Dear Dawg: It’s almost Halloween, and I’m sure we are going to get some complaints about celebrating this “religious” holiday. Any concerns?

Of course there are concerns. And, as usual, they have found their way to the courthouse.  In Alachua County, Florida, a parent complained of the upcoming Halloween festivities.  The parent noted that the school was decorated with depictions of witches, brooms, cauldrons and all. One teacher dressed up as a witch. The parent supported his case with an affidavit from a professor of cultural anthropology who stated that Wiccans consider Halloween to be a religious holiday, and that the school was promoting this religious view in violation of the Constitution.
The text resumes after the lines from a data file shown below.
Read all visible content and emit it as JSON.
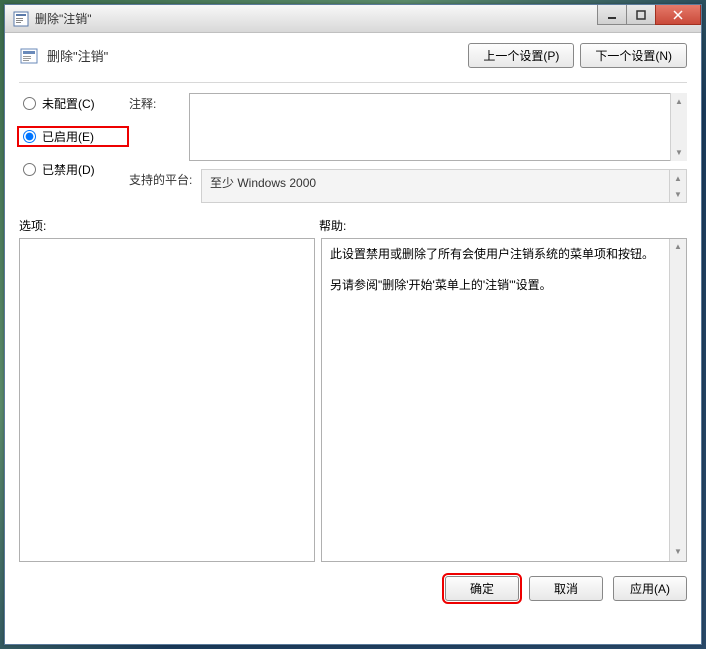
{
  "window": {
    "title": "删除\"注销\""
  },
  "header": {
    "title": "删除\"注销\"",
    "prev_button": "上一个设置(P)",
    "next_button": "下一个设置(N)"
  },
  "radios": {
    "not_configured": "未配置(C)",
    "enabled": "已启用(E)",
    "disabled": "已禁用(D)",
    "selected": "enabled"
  },
  "labels": {
    "comment": "注释:",
    "platform": "支持的平台:",
    "options": "选项:",
    "help": "帮助:"
  },
  "platform_text": "至少 Windows 2000",
  "help_text": {
    "line1": "此设置禁用或删除了所有会使用户注销系统的菜单项和按钮。",
    "line2": "另请参阅\"删除'开始'菜单上的'注销'\"设置。"
  },
  "footer": {
    "ok": "确定",
    "cancel": "取消",
    "apply": "应用(A)"
  }
}
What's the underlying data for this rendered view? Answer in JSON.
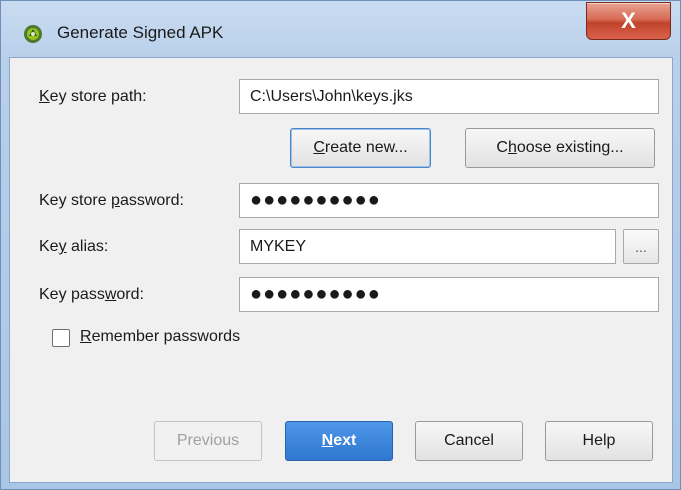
{
  "window": {
    "title": "Generate Signed APK",
    "close_label": "X"
  },
  "form": {
    "key_store_path_label": {
      "pre": "",
      "u": "K",
      "post": "ey store path:"
    },
    "key_store_path_value": "C:\\Users\\John\\keys.jks",
    "key_store_password_label": {
      "pre": "Key store ",
      "u": "p",
      "post": "assword:"
    },
    "key_store_password_value": "●●●●●●●●●●",
    "key_alias_label": {
      "pre": "Ke",
      "u": "y",
      "post": " alias:"
    },
    "key_alias_value": "MYKEY",
    "key_alias_browse": "...",
    "key_password_label": {
      "pre": "Key pass",
      "u": "w",
      "post": "ord:"
    },
    "key_password_value": "●●●●●●●●●●",
    "remember_label": {
      "pre": "",
      "u": "R",
      "post": "emember passwords"
    },
    "remember_checked": false
  },
  "buttons": {
    "create_new": {
      "pre": "",
      "u": "C",
      "post": "reate new..."
    },
    "choose_existing": {
      "pre": "C",
      "u": "h",
      "post": "oose existing..."
    },
    "previous": "Previous",
    "next": {
      "pre": "",
      "u": "N",
      "post": "ext"
    },
    "cancel": "Cancel",
    "help": "Help"
  },
  "colors": {
    "primary_button": "#2f77d0",
    "close_button": "#c1432b",
    "android_icon": "#97c024"
  }
}
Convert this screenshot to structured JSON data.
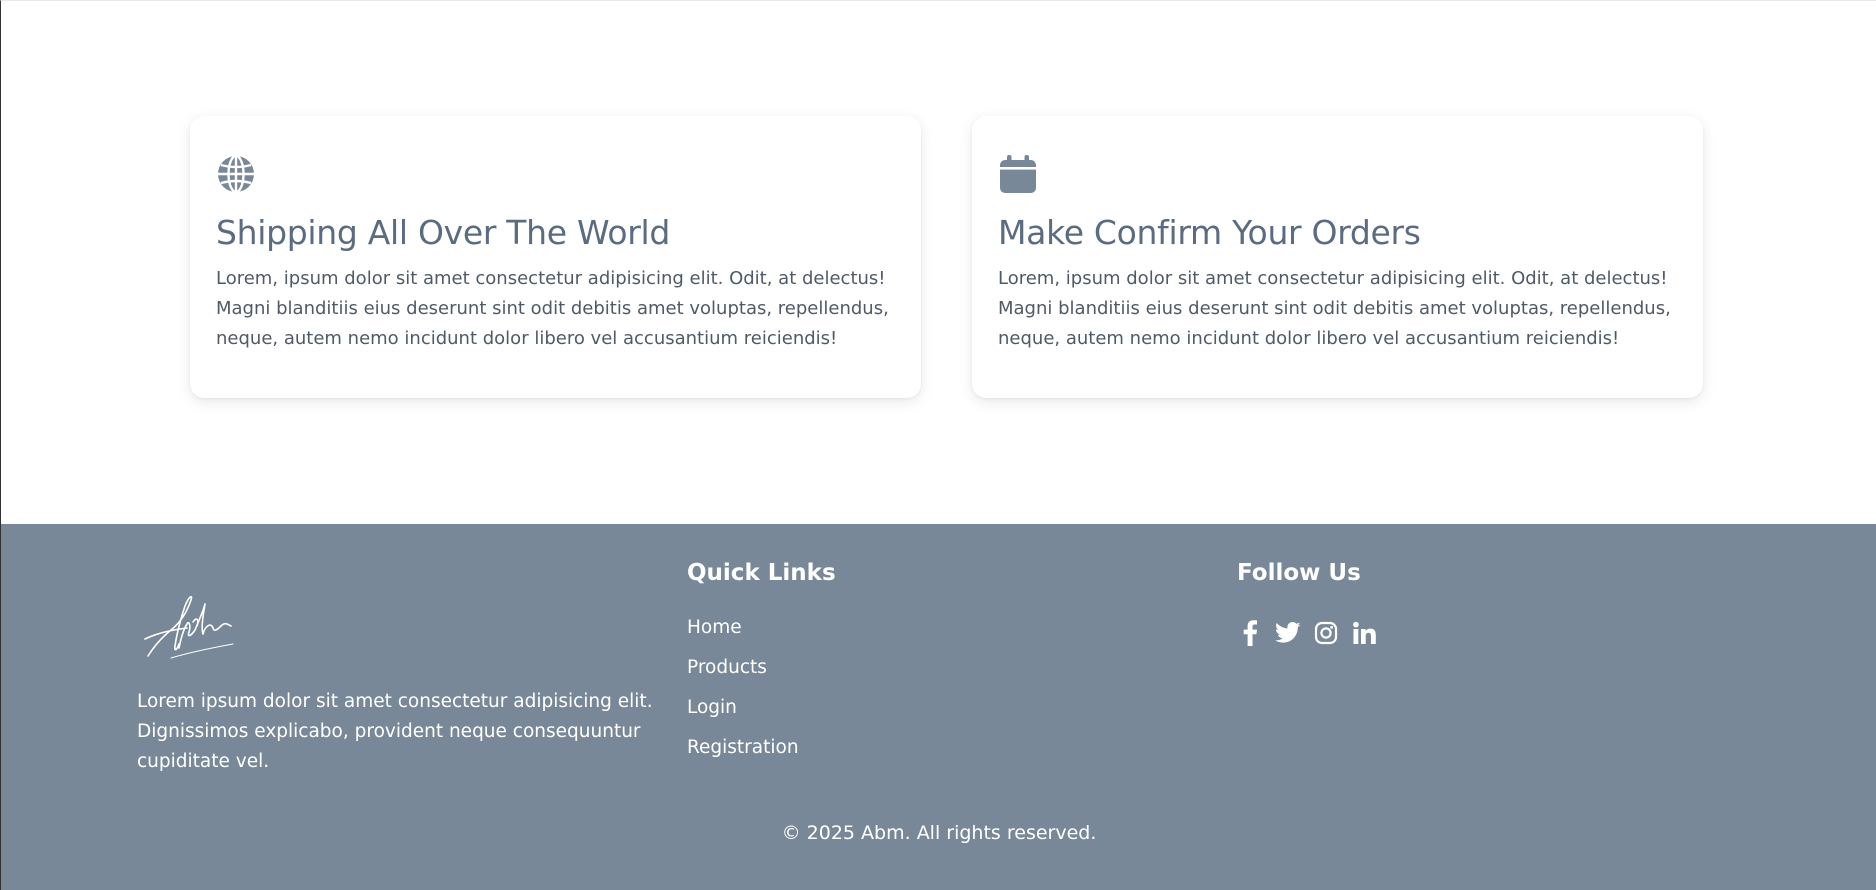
{
  "features": [
    {
      "icon": "globe-icon",
      "title": "Shipping All Over The World",
      "text": "Lorem, ipsum dolor sit amet consectetur adipisicing elit. Odit, at delectus! Magni blanditiis eius deserunt sint odit debitis amet voluptas, repellendus, neque, autem nemo incidunt dolor libero vel accusantium reiciendis!"
    },
    {
      "icon": "calendar-icon",
      "title": "Make Confirm Your Orders",
      "text": "Lorem, ipsum dolor sit amet consectetur adipisicing elit. Odit, at delectus! Magni blanditiis eius deserunt sint odit debitis amet voluptas, repellendus, neque, autem nemo incidunt dolor libero vel accusantium reiciendis!"
    }
  ],
  "footer": {
    "logo_icon": "signature-logo",
    "about": "Lorem ipsum dolor sit amet consectetur adipisicing elit. Dignissimos explicabo, provident neque consequuntur cupiditate vel.",
    "quick_links_title": "Quick Links",
    "quick_links": [
      "Home",
      "Products",
      "Login",
      "Registration"
    ],
    "follow_title": "Follow Us",
    "socials": [
      "facebook-icon",
      "twitter-icon",
      "instagram-icon",
      "linkedin-icon"
    ],
    "copyright": "© 2025 Abm. All rights reserved."
  },
  "colors": {
    "footer_bg": "#788898",
    "heading": "#5b6b80",
    "icon": "#788898",
    "body_text": "#505a66"
  }
}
Nope.  The school provided affidavits also, including one from a professor of religion who testified that contemporary Halloween celebrations are secular events without religious connotations. He further stated that Halloween was a cultural festival which “is an important event in the life of society and serves to bring the community together.”

The court agreed with that view, noting that “costumes and decorations simply serve to make Halloween a fun day for the students and serve an educational purpose by enriching the educational background and cultural awareness of the students.”

The Dawg is relieved to hear this.  At our firm we celebrate Halloween with enthusiasm, with pumpkin carving and very creative costumes, all in good fun.  If someone is trying to promote a religion, it slipped right past me!

The Florida case is Guyer v. School Board of Alachua County, decided by the District Court of Appeal of Florida, April 7, 1994. We found it at 634 So.2d 806.